◆ YOUR GOAL: Give every entry again, unchanged, and leave its images out.

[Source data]
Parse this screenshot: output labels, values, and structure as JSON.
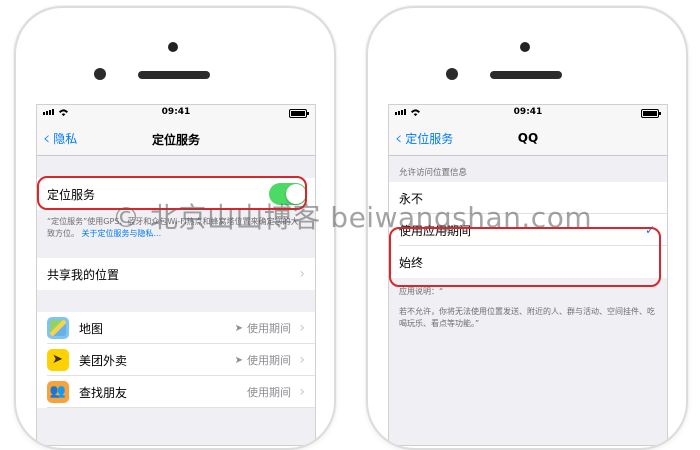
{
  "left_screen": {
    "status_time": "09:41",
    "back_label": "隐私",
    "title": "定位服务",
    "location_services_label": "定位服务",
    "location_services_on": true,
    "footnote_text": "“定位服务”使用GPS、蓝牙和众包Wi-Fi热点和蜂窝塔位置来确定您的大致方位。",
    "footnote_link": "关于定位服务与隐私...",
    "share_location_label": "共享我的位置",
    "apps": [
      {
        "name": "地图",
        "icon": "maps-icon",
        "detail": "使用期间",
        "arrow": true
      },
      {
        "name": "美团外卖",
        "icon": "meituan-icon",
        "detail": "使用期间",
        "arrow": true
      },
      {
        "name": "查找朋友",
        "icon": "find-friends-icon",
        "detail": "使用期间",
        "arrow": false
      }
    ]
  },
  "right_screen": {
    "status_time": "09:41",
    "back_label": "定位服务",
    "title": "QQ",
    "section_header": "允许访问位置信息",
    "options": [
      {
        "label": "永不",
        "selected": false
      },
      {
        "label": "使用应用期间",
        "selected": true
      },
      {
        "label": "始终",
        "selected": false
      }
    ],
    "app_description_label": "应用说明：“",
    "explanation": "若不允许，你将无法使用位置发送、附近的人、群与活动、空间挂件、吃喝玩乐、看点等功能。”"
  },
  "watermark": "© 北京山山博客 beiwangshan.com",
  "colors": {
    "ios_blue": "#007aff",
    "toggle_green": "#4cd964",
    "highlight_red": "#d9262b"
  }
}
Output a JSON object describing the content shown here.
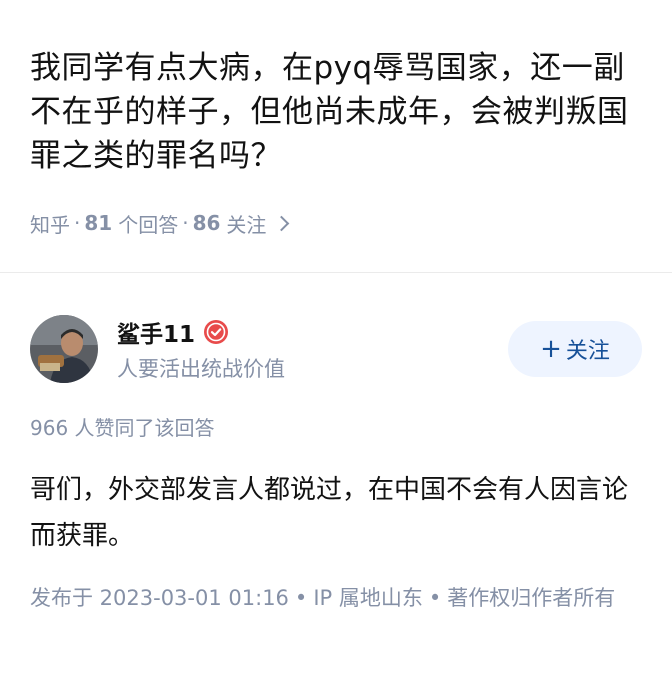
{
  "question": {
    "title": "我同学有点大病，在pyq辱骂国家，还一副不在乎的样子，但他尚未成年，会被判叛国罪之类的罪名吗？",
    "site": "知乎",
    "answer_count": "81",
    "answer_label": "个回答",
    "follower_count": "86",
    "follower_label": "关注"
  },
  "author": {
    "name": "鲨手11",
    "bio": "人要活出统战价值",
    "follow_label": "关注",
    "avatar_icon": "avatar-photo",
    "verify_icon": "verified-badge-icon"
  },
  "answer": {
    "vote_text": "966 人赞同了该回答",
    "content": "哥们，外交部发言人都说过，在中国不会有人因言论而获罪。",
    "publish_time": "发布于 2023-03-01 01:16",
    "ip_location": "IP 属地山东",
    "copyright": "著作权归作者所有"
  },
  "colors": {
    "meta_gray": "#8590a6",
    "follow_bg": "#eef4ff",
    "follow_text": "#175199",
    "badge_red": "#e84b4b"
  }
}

◆ OUTPUT:
Parse this screenshot: output labels, values, and structure as JSON.
{
  "left_screen": {
    "status_time": "09:41",
    "back_label": "隐私",
    "title": "定位服务",
    "location_services_label": "定位服务",
    "location_services_on": true,
    "footnote_text": "“定位服务”使用GPS、蓝牙和众包Wi-Fi热点和蜂窝塔位置来确定您的大致方位。",
    "footnote_link": "关于定位服务与隐私...",
    "share_location_label": "共享我的位置",
    "apps": [
      {
        "name": "地图",
        "icon": "maps-icon",
        "detail": "使用期间",
        "arrow": true
      },
      {
        "name": "美团外卖",
        "icon": "meituan-icon",
        "detail": "使用期间",
        "arrow": true
      },
      {
        "name": "查找朋友",
        "icon": "find-friends-icon",
        "detail": "使用期间",
        "arrow": false
      }
    ]
  },
  "right_screen": {
    "status_time": "09:41",
    "back_label": "定位服务",
    "title": "QQ",
    "section_header": "允许访问位置信息",
    "options": [
      {
        "label": "永不",
        "selected": false
      },
      {
        "label": "使用应用期间",
        "selected": true
      },
      {
        "label": "始终",
        "selected": false
      }
    ],
    "app_description_label": "应用说明：“",
    "explanation": "若不允许，你将无法使用位置发送、附近的人、群与活动、空间挂件、吃喝玩乐、看点等功能。”"
  },
  "watermark": "© 北京山山博客 beiwangshan.com",
  "colors": {
    "ios_blue": "#007aff",
    "toggle_green": "#4cd964",
    "highlight_red": "#d9262b"
  }
}
Output a JSON object describing the content shown here.
{
  "question": {
    "title": "我同学有点大病，在pyq辱骂国家，还一副不在乎的样子，但他尚未成年，会被判叛国罪之类的罪名吗？",
    "site": "知乎",
    "answer_count": "81",
    "answer_label": "个回答",
    "follower_count": "86",
    "follower_label": "关注"
  },
  "author": {
    "name": "鲨手11",
    "bio": "人要活出统战价值",
    "follow_label": "关注",
    "avatar_icon": "avatar-photo",
    "verify_icon": "verified-badge-icon"
  },
  "answer": {
    "vote_text": "966 人赞同了该回答",
    "content": "哥们，外交部发言人都说过，在中国不会有人因言论而获罪。",
    "publish_time": "发布于 2023-03-01 01:16",
    "ip_location": "IP 属地山东",
    "copyright": "著作权归作者所有"
  },
  "colors": {
    "meta_gray": "#8590a6",
    "follow_bg": "#eef4ff",
    "follow_text": "#175199",
    "badge_red": "#e84b4b"
  }
}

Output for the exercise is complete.